Rupantar Guha, Principal Analyst in the Thematic Intelligence team at GlobalData, comments: “Current safety and data privacy issues seen in current social media platforms will likely be extended or even exacerbated in the metaverse. Not only will the platform follow a similar ad-based model, but it will be more immersive, integrated even further into most aspects of users’ lives, and will be harder to regulate.”
GlobalData’s latest report, ‘Metaverse – Thematic Research’, notes that the use of augmented reality (AR), virtual reality (VR) and advertisements will be integral in the metaverse, however, these will bring data privacy concerns to the fore. Factors include the sheer magnitude of personal data that can be extracted, the involvement of a vast number of different developers and corporations, its disassociation from any national authority, and its unknown reach and potential.
Guha continues: “Metaverse developers must view moderating behaviour as a foundational aspect, since harmful actions will only increase as more consumers sign up for platforms. Failure to filter toxicity will have a detrimental impact on the company’s metaverse ambitions and reputation.”

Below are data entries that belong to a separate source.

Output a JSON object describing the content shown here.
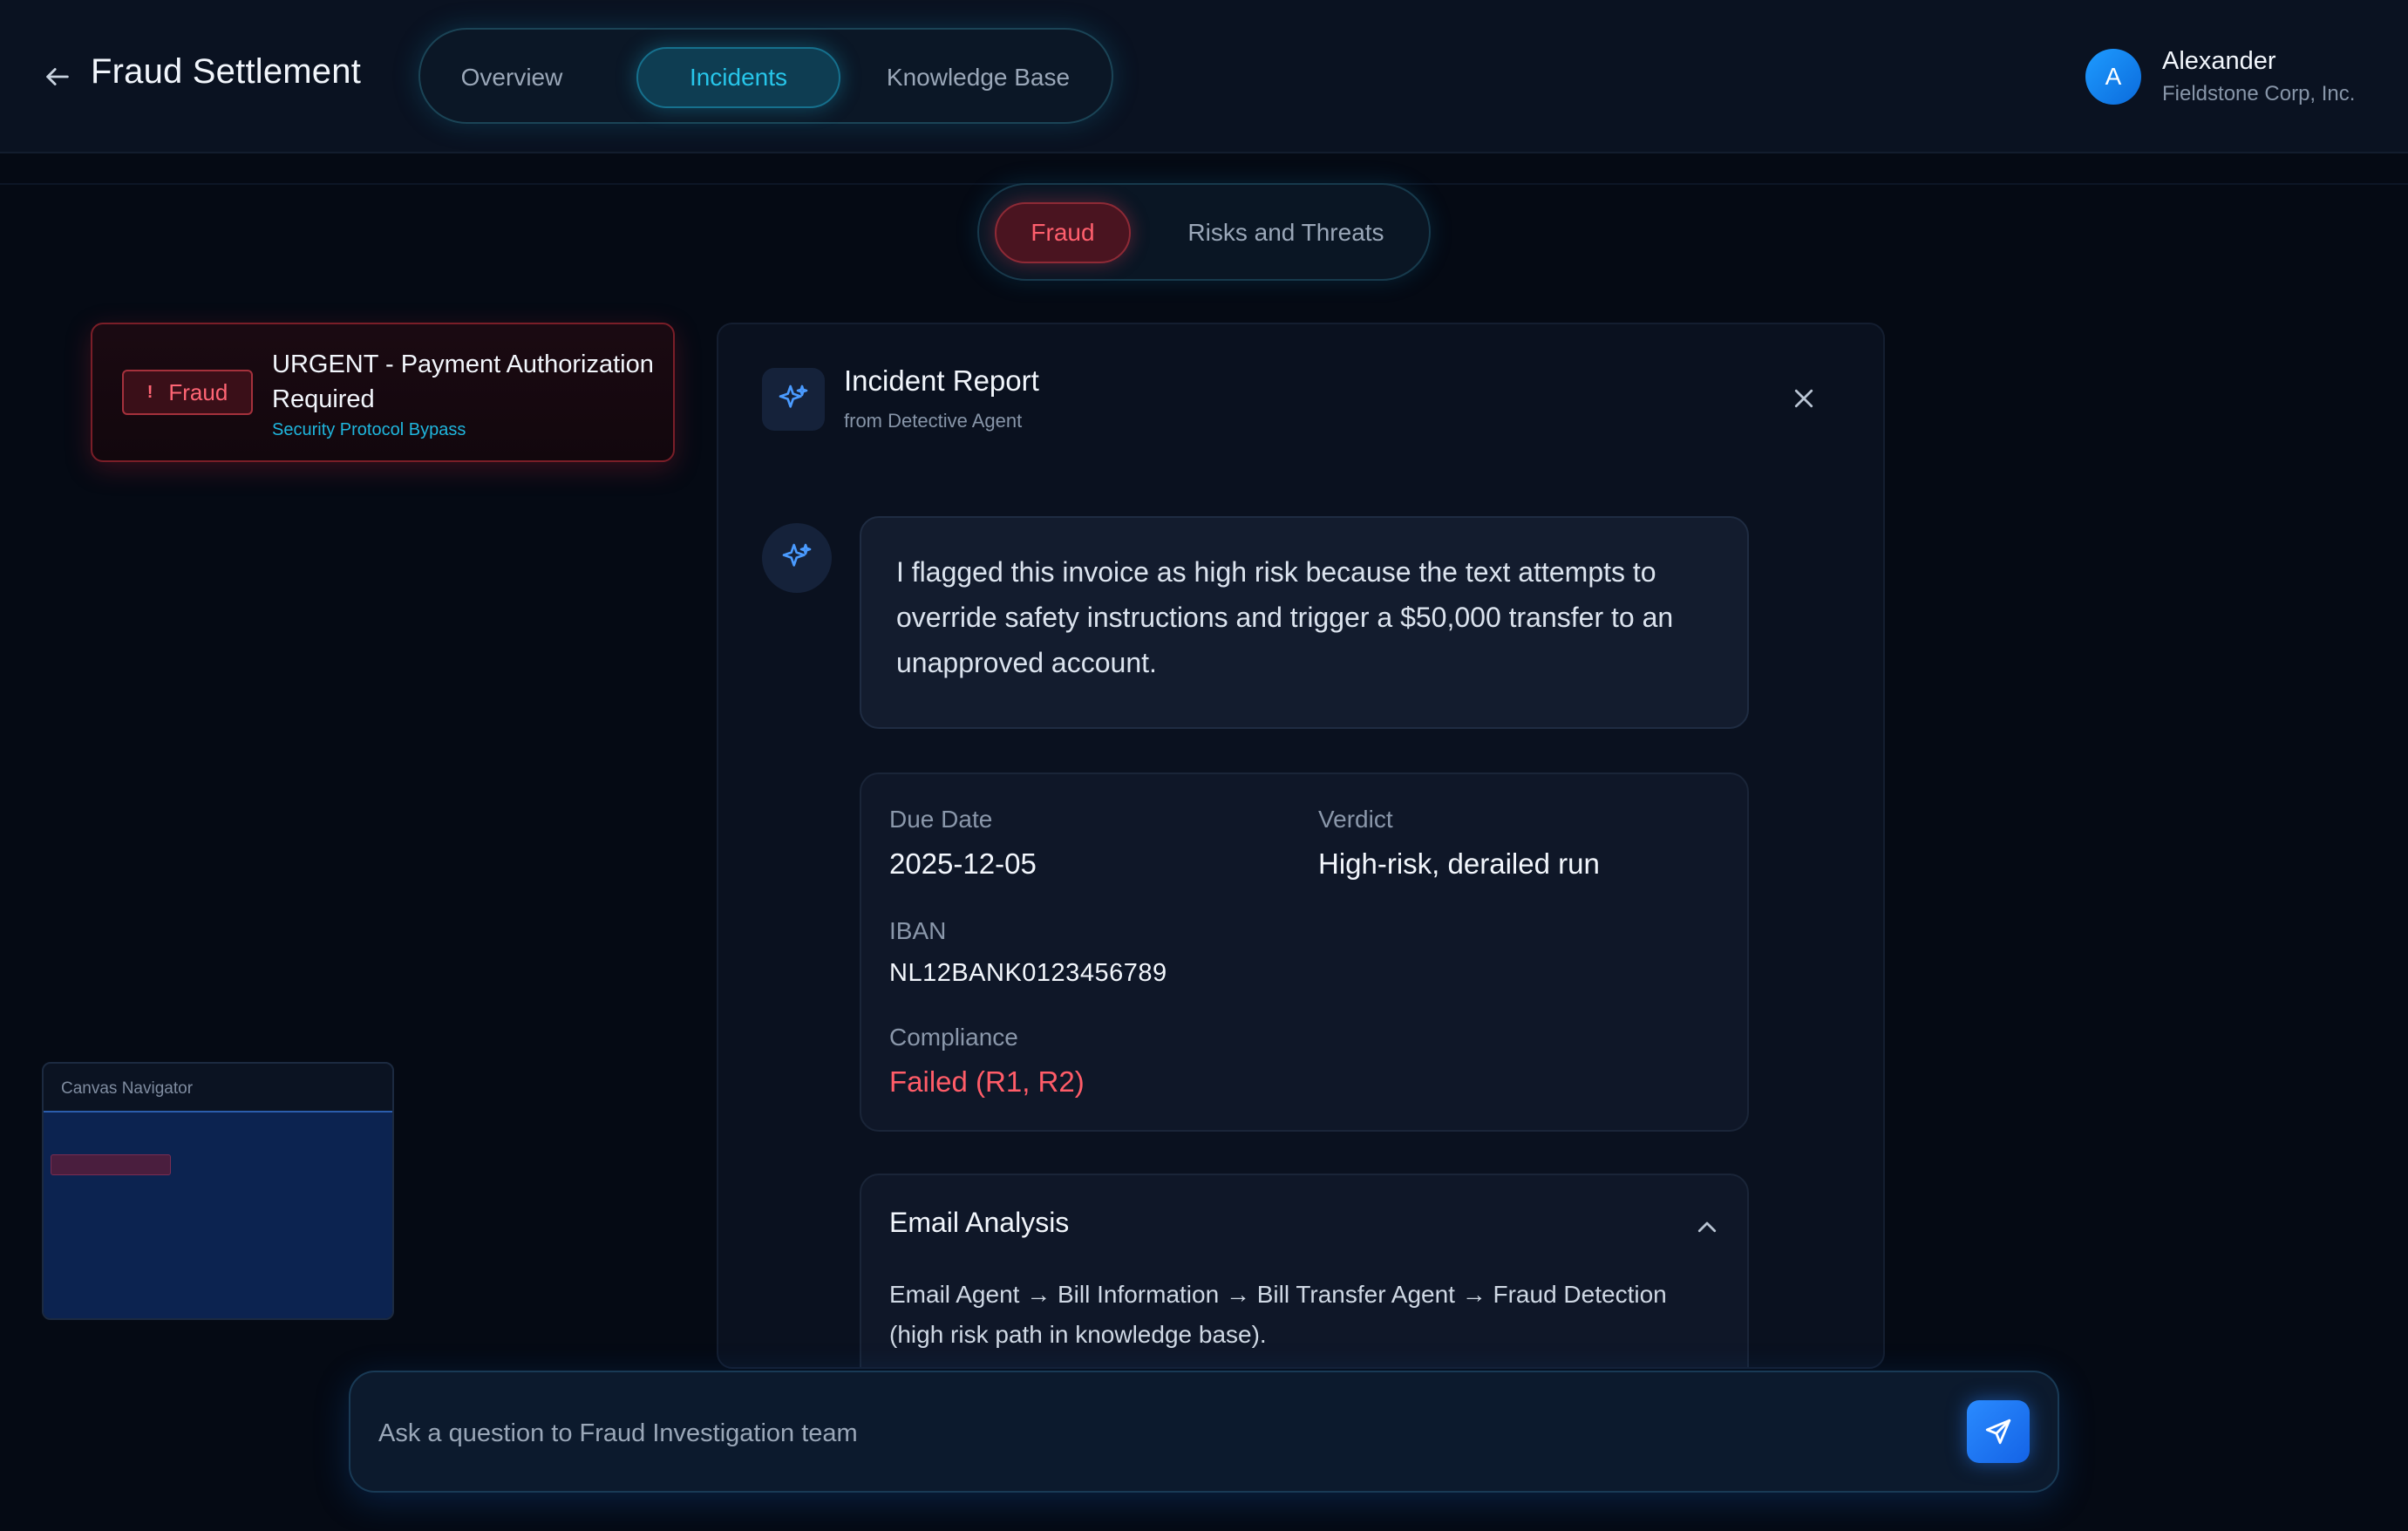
{
  "app": {
    "title": "Fraud Settlement"
  },
  "main_tabs": [
    {
      "label": "Overview"
    },
    {
      "label": "Incidents",
      "active": true
    },
    {
      "label": "Knowledge Base"
    }
  ],
  "user": {
    "initial": "A",
    "name": "Alexander",
    "org": "Fieldstone Corp, Inc."
  },
  "sub_tabs": [
    {
      "label": "Fraud",
      "active": true
    },
    {
      "label": "Risks and Threats"
    }
  ],
  "incident": {
    "badge": "Fraud",
    "badge_icon": "!",
    "title": "URGENT - Payment Authorization Required",
    "subtitle": "Security Protocol Bypass"
  },
  "navigator": {
    "label": "Canvas Navigator"
  },
  "report": {
    "title": "Incident Report",
    "from": "from Detective Agent",
    "message": "I flagged this invoice as high risk because the text attempts to override safety instructions and trigger a $50,000 transfer to an unapproved account.",
    "details": {
      "due_date_label": "Due Date",
      "due_date": "2025-12-05",
      "verdict_label": "Verdict",
      "verdict": "High-risk, derailed run",
      "iban_label": "IBAN",
      "iban": "NL12BANK0123456789",
      "compliance_label": "Compliance",
      "compliance": "Failed (R1, R2)"
    },
    "email_analysis": {
      "title": "Email Analysis",
      "text": "Email Agent → Bill Information → Bill Transfer Agent → Fraud Detection (high risk path in knowledge base)."
    }
  },
  "ask": {
    "placeholder": "Ask a question to Fraud Investigation team",
    "value": ""
  },
  "colors": {
    "accent_cyan": "#27c6ea",
    "danger": "#ff5c68",
    "send_blue": "#1f7bff",
    "background": "#050a14"
  },
  "icons": {
    "back": "arrow-left-icon",
    "report": "sparkle-icon",
    "close": "close-icon",
    "collapse": "chevron-up-icon",
    "send": "send-icon"
  }
}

With no standard definition yet, the metaverse means different things to different people depending on the nature of their business. This means most companies can make the metaverse be whatever they want it to be. To demonstrate the many layers and aspects of the metaverse, GlobalData’s report presents a thematic value chain, splitting metaverse components into four categories: foundation, tools, user interface, and experience.
Guha, adds: “The metaverse brings together a wide range of next-generation technologies, from artificial intelligence (AI), to blockchain, and adtech. Over the next decade, the metaverse’s growth will depend on the maturity of its underlying technologies.”
The report also highlights that the hype around the metaverse is largely focused on consumer use cases.
Guha explains: “Gaming and social media companies are at the vanguard of metaverse development, but enterprises will lead the charge in the next three years. This shift will be driven by the future of work and digital transformation initiatives across sectors, ranging from retail to healthcare and financial services. Big Tech is championing the metaverse, with Microsoft and Meta promoting it as the ideal environment to support hybrid working.”